Donors give about $5 billion a year - about a twentieth of all aid - directly to the government's budget, and this is increasing.
CGD Policy Blogs
One of the poorest countries in Africa, Niger also suffers one of the deadliest malaria epidemics on the continent - one in four children in the country die as a result of the disease. However, according to an article in this weekâs Lancet (free registration), Niger is taking dramatic and strategic steps to combat malaria among women and children by distributing insecticide-treated nets in hard-to-reach areas.
In his April 26 testimony to House appropriators, new Director of Foreign Assistance Randall Tobias left no doubt about his determination to ensure that the fragmented U.S. foreign assistance regime be overhauled to reflect strategic guidance from the Secretary of State -- and to ensure that U.S. aid advances the administration’s broad foreign policy and national security goals, rather than being driven by the desires of individual agencies or country missions.
The Hudson Institute has just released its new Index of Global Philanthropy. The report makes an important point: U.S. private charitable flows to developing countries are on the rise and can do much good. In a world with the Gates, Turner, Hewlett, Soros and other foundations doing plenty of good things, it is a point worth making. But this new index is flawed in crucial ways.
Think about the plight of many of the poorest countries in the world: Governments may know that long-term national prosperity depends on getting children into school, teaching them well, and keeping them there until they’ve mastered reading, writing and arithmetic.
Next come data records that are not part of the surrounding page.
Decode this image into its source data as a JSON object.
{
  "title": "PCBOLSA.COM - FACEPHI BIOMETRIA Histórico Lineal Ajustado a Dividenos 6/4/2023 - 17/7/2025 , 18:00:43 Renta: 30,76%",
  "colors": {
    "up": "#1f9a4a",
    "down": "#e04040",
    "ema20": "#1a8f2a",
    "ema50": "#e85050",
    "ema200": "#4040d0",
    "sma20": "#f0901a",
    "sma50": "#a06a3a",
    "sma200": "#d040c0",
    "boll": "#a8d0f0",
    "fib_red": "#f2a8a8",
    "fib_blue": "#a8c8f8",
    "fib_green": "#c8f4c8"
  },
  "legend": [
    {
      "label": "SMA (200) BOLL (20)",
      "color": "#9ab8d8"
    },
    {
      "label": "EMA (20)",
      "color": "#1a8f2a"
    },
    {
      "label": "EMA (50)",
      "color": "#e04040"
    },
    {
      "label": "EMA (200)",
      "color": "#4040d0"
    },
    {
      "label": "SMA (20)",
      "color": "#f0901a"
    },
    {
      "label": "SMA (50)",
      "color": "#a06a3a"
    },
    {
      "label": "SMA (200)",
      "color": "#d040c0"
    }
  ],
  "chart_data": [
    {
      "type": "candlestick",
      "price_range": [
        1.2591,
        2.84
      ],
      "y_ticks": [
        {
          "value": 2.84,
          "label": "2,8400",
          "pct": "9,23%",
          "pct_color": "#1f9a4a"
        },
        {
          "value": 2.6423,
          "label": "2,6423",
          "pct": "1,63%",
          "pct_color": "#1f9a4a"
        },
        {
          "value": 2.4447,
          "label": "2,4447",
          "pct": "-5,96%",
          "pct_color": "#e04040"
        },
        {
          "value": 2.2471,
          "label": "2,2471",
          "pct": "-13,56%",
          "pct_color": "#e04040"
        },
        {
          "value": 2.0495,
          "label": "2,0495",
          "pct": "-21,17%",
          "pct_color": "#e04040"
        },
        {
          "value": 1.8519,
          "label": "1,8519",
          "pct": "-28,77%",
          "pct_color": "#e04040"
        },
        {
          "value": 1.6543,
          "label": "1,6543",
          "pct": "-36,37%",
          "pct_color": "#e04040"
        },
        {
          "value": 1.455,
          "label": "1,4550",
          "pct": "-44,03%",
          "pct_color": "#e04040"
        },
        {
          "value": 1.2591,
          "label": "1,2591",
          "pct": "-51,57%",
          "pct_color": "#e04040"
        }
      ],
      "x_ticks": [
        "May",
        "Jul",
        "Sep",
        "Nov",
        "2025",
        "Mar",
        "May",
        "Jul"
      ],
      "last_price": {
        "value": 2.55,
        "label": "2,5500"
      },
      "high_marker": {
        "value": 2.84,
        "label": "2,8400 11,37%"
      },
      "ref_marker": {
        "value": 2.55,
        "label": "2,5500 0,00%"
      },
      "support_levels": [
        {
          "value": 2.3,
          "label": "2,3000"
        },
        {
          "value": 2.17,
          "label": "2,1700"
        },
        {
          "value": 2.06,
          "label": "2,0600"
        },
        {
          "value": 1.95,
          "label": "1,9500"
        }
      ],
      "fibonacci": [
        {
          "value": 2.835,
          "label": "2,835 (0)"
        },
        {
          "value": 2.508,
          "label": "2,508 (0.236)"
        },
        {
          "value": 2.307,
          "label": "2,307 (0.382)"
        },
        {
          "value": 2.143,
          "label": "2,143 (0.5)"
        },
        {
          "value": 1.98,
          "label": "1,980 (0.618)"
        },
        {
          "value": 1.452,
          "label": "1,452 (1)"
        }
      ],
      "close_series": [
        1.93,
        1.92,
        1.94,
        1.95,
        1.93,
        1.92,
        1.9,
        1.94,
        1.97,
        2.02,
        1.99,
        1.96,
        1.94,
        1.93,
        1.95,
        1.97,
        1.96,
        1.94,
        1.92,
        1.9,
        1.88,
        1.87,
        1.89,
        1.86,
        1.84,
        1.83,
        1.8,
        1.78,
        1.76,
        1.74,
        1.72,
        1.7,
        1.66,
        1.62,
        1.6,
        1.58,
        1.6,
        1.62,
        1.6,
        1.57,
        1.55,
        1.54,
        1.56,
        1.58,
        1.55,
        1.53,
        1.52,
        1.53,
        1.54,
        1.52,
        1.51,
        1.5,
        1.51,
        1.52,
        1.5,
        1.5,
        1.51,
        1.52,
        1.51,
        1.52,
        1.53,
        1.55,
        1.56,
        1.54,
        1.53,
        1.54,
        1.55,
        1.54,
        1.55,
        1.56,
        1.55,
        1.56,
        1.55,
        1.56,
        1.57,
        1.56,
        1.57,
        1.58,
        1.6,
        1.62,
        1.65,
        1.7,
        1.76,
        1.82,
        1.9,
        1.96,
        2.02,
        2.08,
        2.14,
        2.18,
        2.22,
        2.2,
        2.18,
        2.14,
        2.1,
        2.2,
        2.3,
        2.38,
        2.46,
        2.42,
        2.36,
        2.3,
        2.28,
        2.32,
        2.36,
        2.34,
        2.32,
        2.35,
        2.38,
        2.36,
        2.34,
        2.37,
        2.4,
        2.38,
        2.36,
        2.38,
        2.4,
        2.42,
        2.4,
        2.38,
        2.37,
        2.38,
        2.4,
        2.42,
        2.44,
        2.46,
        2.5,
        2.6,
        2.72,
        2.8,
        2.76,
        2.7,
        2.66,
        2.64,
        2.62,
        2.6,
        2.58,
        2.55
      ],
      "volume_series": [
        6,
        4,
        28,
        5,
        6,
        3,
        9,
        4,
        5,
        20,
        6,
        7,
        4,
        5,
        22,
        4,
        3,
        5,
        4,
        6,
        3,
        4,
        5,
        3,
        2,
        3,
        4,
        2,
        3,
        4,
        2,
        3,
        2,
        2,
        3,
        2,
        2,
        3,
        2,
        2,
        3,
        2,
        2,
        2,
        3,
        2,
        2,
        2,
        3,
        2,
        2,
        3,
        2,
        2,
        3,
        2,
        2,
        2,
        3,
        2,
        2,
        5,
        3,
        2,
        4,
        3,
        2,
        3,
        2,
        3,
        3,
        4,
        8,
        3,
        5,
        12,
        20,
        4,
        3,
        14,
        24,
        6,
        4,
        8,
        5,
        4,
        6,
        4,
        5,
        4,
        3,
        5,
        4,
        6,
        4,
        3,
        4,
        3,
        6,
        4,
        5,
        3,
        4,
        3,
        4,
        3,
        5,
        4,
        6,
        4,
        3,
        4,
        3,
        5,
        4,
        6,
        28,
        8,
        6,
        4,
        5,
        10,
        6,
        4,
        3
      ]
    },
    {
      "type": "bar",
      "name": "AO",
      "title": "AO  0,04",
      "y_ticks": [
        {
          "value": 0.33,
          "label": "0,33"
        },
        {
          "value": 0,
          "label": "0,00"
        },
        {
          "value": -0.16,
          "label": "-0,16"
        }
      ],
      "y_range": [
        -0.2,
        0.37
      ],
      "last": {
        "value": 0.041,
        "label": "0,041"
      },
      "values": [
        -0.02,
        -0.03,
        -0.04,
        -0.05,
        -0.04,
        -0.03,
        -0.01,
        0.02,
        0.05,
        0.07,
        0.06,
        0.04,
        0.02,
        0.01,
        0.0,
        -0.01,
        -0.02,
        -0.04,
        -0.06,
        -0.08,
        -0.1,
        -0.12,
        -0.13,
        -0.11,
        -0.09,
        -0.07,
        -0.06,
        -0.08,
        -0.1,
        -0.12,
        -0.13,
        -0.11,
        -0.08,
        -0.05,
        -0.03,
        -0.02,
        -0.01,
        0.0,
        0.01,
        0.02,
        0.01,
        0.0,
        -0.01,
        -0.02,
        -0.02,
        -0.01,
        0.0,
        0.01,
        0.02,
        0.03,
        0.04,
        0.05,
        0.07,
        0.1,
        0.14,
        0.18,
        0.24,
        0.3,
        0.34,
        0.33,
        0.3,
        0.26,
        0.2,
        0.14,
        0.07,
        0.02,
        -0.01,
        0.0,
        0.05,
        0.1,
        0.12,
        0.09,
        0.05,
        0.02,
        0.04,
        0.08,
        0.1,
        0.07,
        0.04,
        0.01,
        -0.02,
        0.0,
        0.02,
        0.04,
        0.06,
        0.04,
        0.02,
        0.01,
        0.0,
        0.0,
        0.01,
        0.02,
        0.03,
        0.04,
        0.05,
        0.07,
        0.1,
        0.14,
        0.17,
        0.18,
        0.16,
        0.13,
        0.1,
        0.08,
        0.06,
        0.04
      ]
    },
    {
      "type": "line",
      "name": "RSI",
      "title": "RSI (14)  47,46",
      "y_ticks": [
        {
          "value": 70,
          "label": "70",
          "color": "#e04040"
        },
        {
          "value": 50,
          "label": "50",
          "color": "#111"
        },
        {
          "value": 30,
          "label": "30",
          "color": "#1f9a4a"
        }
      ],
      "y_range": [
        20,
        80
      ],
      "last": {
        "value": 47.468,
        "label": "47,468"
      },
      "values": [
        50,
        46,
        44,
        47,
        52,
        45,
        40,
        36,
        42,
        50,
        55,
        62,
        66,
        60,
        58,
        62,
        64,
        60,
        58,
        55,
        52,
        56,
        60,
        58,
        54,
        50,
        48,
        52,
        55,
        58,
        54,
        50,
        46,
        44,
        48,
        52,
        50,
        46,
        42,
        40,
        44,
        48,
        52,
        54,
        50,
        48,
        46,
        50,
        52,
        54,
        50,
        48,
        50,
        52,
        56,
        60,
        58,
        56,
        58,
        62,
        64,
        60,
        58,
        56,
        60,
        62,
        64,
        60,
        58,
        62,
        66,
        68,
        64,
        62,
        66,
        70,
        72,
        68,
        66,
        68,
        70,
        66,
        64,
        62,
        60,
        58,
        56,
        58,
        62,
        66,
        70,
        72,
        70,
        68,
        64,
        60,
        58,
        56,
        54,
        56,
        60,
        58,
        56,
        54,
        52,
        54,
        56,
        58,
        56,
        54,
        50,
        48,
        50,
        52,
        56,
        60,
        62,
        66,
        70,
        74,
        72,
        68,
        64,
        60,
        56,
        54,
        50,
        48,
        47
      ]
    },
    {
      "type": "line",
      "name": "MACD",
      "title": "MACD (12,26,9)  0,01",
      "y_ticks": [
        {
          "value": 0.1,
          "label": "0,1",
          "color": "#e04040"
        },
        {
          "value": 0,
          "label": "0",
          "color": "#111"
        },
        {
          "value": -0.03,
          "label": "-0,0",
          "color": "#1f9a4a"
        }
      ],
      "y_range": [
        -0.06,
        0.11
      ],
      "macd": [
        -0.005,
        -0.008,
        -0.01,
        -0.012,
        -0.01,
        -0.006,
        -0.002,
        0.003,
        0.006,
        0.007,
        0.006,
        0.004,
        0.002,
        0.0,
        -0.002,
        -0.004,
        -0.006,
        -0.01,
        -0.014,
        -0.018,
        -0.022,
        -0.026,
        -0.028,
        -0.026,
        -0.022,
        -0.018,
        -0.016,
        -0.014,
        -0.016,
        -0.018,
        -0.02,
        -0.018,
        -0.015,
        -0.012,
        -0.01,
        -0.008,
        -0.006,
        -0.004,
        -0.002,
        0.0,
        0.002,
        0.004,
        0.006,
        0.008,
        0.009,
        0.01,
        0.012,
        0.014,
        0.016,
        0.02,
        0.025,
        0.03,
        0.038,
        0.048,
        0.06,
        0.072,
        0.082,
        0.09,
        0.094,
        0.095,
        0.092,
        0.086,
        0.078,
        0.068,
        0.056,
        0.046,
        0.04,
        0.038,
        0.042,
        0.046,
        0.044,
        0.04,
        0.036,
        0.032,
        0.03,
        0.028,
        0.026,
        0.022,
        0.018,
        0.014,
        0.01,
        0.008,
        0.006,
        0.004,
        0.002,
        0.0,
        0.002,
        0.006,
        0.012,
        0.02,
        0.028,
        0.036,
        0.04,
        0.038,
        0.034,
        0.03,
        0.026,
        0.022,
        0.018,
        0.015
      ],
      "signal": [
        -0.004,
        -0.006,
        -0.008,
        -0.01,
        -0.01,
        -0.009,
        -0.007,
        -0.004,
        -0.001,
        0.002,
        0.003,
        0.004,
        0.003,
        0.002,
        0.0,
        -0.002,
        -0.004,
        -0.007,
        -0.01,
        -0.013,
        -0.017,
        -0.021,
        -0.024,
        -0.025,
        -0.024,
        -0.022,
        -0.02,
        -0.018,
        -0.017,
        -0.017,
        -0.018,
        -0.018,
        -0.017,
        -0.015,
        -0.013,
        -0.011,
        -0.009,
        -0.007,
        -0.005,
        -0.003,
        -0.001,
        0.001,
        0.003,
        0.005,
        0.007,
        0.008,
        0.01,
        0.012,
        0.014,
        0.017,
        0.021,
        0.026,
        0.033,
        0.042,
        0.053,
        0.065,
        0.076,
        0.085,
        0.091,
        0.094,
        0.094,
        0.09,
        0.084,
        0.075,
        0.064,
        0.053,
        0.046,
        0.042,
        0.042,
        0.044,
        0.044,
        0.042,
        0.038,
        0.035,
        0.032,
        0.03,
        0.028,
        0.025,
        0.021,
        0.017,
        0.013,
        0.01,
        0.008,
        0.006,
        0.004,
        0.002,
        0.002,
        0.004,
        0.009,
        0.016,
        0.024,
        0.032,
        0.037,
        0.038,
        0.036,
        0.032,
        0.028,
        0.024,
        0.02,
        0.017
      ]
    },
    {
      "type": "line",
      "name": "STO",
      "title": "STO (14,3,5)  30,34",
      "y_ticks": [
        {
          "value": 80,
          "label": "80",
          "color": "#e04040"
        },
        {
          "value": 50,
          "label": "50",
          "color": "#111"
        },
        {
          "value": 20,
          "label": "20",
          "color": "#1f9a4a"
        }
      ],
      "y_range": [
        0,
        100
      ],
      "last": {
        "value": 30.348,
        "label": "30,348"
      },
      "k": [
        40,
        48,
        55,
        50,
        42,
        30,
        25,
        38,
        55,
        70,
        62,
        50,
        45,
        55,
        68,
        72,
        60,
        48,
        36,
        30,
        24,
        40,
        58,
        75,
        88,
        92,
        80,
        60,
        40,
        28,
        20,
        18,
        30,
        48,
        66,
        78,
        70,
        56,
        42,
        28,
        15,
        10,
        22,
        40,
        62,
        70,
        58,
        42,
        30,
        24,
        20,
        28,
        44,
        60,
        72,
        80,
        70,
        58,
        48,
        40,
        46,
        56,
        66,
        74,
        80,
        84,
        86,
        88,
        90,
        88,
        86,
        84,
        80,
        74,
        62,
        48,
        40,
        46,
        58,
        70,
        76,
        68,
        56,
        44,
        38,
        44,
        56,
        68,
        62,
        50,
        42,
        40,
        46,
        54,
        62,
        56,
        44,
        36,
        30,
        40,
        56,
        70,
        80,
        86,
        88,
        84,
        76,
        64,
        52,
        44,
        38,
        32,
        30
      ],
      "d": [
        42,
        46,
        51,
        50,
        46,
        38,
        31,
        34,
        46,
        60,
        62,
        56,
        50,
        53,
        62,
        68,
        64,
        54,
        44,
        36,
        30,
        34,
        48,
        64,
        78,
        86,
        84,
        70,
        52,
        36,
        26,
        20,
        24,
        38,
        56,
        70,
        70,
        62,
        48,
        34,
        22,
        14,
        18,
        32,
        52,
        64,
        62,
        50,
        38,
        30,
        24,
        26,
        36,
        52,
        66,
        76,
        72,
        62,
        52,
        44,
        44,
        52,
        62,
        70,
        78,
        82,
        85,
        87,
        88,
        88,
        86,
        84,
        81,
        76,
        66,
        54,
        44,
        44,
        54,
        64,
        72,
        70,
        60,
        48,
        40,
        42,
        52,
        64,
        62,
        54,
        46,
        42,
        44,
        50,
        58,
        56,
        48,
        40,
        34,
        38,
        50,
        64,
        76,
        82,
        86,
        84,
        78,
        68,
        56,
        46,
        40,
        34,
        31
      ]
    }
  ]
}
But the social returns aren’t likely to come for more than a decade, when the six-year-olds of today enter the labor market.
Yesterday, an umbrella group of European non-governmental organizations (NGOs) issued “EU Aid: Genuine Leadership or Misleading Figures?” (pdf), which “blow[s] the whistle on official aid statistics revealing just how misleading they really are.”
They argue that the billions of euros in recent debt cancellation for Iraq and Nigeria are not aid:
In January, representatives from the Global Fund to Fight AIDS, Tuberculosis and Malaria, the World Bank AIDS program, and the U.S. President's Emergency Plan for AIDS Relief (PEPFAR) met in Washington to discuss ways of improving coordination between their programs.
The U.S. Agency for International Development just released its initial estimates of how much foreign aid the U.S. government gave to developing countries in 2005. It submitted the figures as part of normal reporting processes to the Paris-based Development Assistance Committee. The overall figure is a stunner: U.S.